Home prices in some of California’s most populous cities continue to increase, according to a study from Redfin.

Potential homeowners looking to buy a house in Anaheim, Oakland, San Diego, Los Angeles and Oxnard should be making at least six figures, researchers found.

These metros are the most expensive markets in the country, according to the study.

To afford a home in these cities, people should make:

  • $300,000 if they plan to move to Anaheim
  • $250,000 if they plan to move to Oakland
  • $241,000 if they plan to move to San Diego
  • $237,000 if they plan to move to Los Angeles
  • $233,000 if they plan to move to Oxnard

The high income needed to afford a home in California isn’t just an issue in the Golden State. Researchers found that homebuyers should earn about $115,000 in order to afford a median-price home in the U.S. – about 15% higher than a year ago and more than 50% above the start of the pandemic.

The $115,000 salary is the “highest annual income necessary to afford a home on record,” according to the study.

The study also noted that mortgage rates are at an all-time high, with the average monthly payment being $2,866, a 20% increase from the previous year.

“In a homebuyer’s ideal world, rising mortgage rates would push demand and home prices down enough to make up for high-interest payments. But that’s not what’s happening now: Although new listings are ticking up slightly, inventory is still near record lows as homeowners hang onto their low mortgage rates—and that’s propping up prices,” Redfin Economics Research Lead Chen Zhao said in a statement.

Zhao explained that people interested in owning a home now should consider purchasing a condo or townhouse, which are typically less expensive than single-family homes. Moving to states with more affordable home prices is also an option, according to Zhao.
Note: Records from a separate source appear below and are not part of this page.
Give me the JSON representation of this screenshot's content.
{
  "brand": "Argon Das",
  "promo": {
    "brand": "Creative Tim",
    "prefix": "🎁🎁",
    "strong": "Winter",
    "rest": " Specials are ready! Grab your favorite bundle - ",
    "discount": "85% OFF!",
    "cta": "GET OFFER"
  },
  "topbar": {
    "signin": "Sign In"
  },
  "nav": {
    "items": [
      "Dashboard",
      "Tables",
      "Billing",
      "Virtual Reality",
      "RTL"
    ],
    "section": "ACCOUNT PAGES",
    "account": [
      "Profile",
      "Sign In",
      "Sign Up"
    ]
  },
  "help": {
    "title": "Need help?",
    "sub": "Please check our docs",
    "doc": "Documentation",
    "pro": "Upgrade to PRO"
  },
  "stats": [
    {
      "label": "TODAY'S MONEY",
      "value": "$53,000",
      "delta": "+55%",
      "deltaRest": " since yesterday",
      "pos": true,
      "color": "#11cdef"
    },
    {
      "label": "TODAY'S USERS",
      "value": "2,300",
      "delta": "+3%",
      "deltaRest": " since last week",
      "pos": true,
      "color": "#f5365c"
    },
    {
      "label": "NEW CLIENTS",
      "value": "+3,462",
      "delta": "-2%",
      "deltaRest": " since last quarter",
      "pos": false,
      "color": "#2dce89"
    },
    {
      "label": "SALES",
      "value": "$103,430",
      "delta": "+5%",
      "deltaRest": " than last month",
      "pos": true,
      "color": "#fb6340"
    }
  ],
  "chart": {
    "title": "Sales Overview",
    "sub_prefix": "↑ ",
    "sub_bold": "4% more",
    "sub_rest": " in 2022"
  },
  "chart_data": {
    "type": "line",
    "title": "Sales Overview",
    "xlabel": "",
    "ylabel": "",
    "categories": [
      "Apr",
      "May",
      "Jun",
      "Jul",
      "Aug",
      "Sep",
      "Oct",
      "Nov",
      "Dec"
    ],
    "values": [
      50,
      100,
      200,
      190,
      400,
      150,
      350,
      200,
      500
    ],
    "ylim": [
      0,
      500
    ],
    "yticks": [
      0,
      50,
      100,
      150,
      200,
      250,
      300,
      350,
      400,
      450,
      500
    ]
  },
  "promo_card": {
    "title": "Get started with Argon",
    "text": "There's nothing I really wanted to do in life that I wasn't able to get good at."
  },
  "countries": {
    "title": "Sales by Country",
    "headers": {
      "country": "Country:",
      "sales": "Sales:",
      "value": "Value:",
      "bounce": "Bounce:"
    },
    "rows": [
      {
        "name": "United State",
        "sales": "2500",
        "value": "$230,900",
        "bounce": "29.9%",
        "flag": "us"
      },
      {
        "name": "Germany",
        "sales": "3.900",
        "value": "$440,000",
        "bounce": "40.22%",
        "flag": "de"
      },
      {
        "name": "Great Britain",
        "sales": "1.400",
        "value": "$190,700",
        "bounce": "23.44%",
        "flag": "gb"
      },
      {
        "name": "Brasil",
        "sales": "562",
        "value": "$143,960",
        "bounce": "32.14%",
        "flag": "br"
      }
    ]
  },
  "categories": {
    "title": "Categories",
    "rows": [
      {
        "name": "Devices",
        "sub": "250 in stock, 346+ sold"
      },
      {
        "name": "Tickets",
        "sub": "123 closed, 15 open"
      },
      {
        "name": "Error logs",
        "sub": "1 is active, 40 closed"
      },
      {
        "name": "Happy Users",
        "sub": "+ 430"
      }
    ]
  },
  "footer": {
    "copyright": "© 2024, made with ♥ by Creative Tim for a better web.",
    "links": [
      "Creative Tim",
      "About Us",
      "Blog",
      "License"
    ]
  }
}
However, it’s not impossible to purchase a home in California entirely. A June study from Go Banking Rates found that people with a fixed budget but location flexibility can buy a home for less than $200,000 in the Golden State.